Since the exchanges are now for-profit, and the SEC proposal seeks to reduce the exchanges’ governance/influence over the consolidated tape, any final order most likely would increase market data competition and impact revenues. This will push the exchanges to strongly exert their influence in guiding the final order to their benefit. But if the exchanges fail, I assume they would seek relief in the courts, as they did with the access fee pilot.
But, given both the NYSE and Nasdaq have offered their own proposals to make the consolidated tape more competitive, hopefully the process of developing a new consolidated tape plan will be harmonious and stay out of the courts.
The consolidated tape is an integral and beneficial aspect of the US equity markets.

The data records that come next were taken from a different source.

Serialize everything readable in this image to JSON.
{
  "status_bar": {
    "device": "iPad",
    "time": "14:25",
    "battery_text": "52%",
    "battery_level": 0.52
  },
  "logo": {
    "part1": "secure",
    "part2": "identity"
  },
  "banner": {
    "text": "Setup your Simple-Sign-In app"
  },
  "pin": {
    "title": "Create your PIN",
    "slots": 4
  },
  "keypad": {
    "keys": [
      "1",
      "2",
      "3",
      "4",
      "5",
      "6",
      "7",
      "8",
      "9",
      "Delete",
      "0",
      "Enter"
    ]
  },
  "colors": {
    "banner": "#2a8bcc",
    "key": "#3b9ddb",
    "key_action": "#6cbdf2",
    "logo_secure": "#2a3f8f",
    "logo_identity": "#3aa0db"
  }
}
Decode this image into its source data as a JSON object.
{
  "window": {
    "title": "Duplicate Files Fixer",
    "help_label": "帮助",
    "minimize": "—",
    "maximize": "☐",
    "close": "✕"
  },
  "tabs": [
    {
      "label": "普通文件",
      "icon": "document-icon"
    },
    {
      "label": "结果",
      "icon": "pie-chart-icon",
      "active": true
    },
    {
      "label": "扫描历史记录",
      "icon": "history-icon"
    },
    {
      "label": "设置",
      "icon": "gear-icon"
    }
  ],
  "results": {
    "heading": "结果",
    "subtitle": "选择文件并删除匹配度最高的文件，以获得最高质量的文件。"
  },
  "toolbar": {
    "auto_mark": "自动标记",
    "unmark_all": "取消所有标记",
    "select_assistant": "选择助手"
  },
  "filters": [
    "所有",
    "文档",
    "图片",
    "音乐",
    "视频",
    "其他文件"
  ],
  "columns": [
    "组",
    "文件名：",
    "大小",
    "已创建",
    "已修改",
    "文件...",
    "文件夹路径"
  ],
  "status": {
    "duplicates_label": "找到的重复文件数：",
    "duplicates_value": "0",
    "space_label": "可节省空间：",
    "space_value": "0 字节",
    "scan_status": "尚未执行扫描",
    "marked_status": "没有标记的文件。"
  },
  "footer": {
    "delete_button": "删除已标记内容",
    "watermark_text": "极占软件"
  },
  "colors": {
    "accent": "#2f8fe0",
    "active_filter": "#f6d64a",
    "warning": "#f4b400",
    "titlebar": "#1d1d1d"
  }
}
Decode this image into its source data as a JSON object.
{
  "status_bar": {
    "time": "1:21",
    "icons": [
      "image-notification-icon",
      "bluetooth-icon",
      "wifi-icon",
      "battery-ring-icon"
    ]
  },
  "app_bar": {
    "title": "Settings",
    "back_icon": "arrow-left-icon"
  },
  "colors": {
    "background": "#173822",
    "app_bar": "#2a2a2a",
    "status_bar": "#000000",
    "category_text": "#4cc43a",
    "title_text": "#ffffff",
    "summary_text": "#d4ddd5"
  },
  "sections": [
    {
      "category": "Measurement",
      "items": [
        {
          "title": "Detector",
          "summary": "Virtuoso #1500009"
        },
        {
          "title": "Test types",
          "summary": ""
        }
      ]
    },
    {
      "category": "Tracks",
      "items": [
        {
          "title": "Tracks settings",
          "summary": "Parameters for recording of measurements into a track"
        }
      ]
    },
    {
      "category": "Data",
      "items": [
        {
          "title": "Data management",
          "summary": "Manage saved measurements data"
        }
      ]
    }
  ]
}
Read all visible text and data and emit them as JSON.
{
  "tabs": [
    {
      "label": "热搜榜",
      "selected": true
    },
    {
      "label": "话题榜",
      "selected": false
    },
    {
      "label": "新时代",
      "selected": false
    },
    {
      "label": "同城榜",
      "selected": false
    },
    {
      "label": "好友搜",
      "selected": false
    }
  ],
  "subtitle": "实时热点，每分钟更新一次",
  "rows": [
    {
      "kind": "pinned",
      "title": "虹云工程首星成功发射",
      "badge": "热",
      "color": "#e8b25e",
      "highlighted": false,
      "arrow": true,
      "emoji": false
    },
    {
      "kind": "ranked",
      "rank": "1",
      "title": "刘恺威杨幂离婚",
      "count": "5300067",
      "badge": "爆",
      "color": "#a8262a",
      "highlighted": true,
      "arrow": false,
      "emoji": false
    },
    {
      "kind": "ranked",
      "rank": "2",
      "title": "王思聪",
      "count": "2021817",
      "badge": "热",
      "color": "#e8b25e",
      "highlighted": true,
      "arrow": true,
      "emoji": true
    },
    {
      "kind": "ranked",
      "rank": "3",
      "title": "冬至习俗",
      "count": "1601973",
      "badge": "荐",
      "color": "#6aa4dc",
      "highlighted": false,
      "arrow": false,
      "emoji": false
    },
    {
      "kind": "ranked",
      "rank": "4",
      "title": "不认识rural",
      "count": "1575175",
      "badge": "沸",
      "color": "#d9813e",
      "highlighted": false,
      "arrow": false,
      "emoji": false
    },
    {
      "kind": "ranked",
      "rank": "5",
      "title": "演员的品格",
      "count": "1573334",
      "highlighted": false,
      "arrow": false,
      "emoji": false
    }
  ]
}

It provides the world with a single view of the market that is available to most everyone at a reasonable cost. While historically this technology has created opportunities for various constituents to monetize market data at the expense of others, I hope the SEC can, with the cooperation of the exchanges and the industry, redraw the US market data framework to reposition the consolidated tape as the efficient data distribution platform we need.
Market data is truly at the heart of American markets and finance. Traders, investors, issuers and many citizens need the data broadcast by the consolidated tape not only to value their holdings, but to know how to prepare for the day and week ahead, their kids’ educations, their retirements, and their financial lives. This makes restructuring the tape critical.
While I expect the process to redefine the consolidated tape to be contentious, I do hope that we can work together to restructure the consolidated tape to be more effective, efficient and competitive. Getting this right not only is critical for the SEC and the Industry, it is essential for the economy and the country as well, as most of our financial lives rely on it.